Commandant Dame Helen Gwynne-Vaughan

Helen Gwynne-Vaughan was a formidable leader and inspirational speaker. She laid the foundations and set the standards for all women’s air services. Dame Helen Charlotte Isabella Gwynne-Vaughan

During the First World War, Helen Gwynne-Vaughan was invited by the War Office, along with Mrs Chalmers Watson, to help form the Women’s Army Auxiliary Corps (WAAC). As Chief Controller stationed in France, she was instrumental in creating a respected and disciplined force.

As a result of her success with the WAAC Helen Gwynne-Vaughan was transferred to the Women’s Royal Air Force (WRAF) in September 1918. Given the powers of a Brigadier she began the task of re-organisation. In a short space of time she revised the Standing Orders, overhauled the administrative system, opened and equipped Berridge House in Hampstead for the training of officers, authorised the new blue uniform and introduced military protocol. Her professionalism helped change male attitudes towards women in the air service. In June 1919, in recognition of her achievements, she was made Dame of the British Empire (DBE).

In 1935, Helen Gwynne-Vaughan played a pivotal role in forming the Emergency Services, an organisation established to train female officers. In September 1938, with war once again on the horizon, the Auxiliary Territorial Service (ATS), the women’s branch of the British Army was created. Helen Gwynne-Vaughan was appointed Director, the position which she held until her retirement from military service in 1941.
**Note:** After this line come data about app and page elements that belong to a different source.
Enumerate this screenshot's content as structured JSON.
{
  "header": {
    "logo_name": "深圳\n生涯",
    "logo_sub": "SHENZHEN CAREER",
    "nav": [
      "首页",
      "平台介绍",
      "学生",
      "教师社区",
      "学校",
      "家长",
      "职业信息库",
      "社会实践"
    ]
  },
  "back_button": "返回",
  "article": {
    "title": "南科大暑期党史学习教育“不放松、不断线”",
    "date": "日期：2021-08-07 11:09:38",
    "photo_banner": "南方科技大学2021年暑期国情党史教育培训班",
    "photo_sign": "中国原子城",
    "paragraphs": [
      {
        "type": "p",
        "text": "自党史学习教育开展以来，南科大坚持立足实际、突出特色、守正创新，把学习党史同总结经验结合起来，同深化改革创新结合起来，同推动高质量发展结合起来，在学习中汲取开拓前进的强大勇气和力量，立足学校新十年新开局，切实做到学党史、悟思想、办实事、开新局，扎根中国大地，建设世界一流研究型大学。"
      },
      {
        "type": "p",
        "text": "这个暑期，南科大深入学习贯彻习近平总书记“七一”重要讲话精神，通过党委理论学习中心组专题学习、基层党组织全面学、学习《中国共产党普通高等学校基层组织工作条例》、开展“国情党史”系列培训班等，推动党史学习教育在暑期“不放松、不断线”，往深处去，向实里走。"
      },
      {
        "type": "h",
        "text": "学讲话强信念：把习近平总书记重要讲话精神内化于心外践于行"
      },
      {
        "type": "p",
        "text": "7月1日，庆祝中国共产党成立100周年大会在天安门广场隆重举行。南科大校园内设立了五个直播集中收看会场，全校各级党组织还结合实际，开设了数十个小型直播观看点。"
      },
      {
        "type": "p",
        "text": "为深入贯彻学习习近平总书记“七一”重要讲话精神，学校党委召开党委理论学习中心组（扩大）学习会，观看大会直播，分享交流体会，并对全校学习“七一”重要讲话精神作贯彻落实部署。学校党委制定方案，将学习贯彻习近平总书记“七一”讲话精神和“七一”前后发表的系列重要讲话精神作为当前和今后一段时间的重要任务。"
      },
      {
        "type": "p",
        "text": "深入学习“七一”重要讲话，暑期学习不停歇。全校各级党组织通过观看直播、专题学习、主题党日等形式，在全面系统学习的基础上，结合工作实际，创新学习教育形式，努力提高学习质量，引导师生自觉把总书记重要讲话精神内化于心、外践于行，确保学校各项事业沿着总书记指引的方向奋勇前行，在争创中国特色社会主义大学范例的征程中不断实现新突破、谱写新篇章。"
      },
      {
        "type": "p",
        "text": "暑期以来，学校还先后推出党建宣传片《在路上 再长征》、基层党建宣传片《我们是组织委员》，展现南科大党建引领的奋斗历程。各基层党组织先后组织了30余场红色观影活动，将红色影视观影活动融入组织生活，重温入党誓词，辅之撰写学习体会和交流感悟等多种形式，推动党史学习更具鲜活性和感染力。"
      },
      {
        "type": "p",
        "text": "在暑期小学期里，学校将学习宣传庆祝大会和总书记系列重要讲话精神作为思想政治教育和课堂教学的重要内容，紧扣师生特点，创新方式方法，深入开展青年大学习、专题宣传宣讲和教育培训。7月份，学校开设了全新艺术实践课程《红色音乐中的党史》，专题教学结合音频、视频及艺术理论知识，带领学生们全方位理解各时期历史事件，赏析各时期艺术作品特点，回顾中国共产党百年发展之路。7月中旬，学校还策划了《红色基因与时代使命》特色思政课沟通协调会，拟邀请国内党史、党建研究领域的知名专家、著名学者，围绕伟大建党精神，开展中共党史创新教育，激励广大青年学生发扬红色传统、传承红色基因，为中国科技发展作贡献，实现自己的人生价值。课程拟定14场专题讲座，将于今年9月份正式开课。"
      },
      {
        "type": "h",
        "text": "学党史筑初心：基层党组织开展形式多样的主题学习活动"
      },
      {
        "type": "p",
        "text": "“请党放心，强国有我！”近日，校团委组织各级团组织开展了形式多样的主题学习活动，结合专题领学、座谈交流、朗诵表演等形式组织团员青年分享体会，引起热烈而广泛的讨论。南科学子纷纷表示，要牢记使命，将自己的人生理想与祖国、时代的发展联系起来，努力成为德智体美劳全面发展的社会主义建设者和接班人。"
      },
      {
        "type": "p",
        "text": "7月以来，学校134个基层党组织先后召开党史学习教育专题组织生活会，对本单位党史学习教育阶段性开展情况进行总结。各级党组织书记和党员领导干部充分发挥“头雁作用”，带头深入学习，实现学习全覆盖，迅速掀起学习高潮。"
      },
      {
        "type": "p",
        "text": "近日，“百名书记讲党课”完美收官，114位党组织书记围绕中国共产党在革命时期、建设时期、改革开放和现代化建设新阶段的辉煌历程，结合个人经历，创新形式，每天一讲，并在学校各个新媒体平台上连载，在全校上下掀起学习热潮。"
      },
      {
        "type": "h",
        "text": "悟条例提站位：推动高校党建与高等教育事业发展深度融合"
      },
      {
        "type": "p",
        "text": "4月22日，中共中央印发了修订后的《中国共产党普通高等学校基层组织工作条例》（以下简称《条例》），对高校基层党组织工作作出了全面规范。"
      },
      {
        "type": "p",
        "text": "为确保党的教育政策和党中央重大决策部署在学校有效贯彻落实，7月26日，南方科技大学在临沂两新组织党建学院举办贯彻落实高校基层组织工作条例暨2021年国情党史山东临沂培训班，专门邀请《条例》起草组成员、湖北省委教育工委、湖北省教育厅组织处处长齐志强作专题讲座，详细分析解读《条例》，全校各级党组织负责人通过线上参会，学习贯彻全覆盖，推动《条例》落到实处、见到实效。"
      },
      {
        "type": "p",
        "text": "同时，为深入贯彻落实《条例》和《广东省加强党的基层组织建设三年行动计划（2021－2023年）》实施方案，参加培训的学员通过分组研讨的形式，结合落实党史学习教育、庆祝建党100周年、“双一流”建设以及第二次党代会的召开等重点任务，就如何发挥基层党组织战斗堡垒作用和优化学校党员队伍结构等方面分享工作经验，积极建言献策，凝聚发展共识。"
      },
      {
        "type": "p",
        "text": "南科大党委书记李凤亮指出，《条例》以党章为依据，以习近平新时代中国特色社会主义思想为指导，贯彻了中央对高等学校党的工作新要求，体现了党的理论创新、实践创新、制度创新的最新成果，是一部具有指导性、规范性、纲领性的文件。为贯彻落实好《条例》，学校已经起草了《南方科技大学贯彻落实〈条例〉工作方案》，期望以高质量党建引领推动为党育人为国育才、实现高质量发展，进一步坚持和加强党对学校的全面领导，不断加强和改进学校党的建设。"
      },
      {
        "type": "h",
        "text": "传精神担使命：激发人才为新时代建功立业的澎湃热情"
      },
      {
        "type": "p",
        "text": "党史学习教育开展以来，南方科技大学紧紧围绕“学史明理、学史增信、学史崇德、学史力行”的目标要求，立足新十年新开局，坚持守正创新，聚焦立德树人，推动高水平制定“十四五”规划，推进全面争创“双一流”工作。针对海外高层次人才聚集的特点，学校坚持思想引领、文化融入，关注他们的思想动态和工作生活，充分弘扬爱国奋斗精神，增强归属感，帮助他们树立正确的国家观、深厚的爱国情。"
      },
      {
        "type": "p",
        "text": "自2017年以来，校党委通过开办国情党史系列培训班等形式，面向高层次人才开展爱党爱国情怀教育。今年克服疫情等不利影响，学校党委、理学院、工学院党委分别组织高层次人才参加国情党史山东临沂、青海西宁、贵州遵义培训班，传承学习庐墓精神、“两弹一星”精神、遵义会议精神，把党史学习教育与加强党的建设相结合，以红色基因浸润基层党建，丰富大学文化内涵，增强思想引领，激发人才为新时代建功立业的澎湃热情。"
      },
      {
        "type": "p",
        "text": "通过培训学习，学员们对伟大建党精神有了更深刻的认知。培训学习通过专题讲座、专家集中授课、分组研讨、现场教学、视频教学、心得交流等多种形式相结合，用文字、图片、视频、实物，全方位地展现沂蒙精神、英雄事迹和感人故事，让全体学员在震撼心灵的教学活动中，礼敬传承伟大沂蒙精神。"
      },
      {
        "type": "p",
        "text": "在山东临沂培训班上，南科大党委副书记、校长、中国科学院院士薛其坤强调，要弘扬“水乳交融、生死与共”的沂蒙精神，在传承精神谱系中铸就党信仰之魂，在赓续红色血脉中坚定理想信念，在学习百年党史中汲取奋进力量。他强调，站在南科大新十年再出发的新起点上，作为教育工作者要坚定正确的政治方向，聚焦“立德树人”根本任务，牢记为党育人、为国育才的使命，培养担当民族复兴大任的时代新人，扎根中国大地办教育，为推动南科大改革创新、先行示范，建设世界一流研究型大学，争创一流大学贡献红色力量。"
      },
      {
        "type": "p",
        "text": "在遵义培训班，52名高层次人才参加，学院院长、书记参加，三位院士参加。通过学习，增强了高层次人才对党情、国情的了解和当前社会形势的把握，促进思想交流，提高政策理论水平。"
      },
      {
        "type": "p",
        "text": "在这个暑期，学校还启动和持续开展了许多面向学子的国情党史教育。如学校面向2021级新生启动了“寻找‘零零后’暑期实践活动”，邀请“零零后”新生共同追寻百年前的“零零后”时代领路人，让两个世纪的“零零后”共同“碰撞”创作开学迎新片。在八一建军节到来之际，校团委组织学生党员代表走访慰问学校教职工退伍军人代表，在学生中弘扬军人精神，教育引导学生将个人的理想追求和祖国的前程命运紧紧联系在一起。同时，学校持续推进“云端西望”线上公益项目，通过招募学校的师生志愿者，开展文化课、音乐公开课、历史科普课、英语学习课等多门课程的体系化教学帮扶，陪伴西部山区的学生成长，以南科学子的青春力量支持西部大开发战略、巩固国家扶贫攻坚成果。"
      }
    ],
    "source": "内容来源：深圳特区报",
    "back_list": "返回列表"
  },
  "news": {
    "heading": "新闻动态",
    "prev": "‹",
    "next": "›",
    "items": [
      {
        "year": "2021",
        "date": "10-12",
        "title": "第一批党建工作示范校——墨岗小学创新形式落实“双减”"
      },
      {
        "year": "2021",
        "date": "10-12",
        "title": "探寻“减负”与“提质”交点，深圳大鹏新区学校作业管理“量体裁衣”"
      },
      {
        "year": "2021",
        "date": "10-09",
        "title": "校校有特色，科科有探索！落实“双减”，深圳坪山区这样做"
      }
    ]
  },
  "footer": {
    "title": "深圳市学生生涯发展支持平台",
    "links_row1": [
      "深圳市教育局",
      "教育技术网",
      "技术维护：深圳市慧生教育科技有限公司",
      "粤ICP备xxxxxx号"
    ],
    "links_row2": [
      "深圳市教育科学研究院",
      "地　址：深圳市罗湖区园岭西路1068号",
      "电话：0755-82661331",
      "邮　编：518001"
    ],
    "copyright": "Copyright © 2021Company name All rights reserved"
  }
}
“By the end of the year the WRAF was the best disciplined and best turned-out women’s organization in the country. This remarkable achievement was due to… Dame Helen Gwynne-Vaughan”
AVM Sir William Sefton Brancker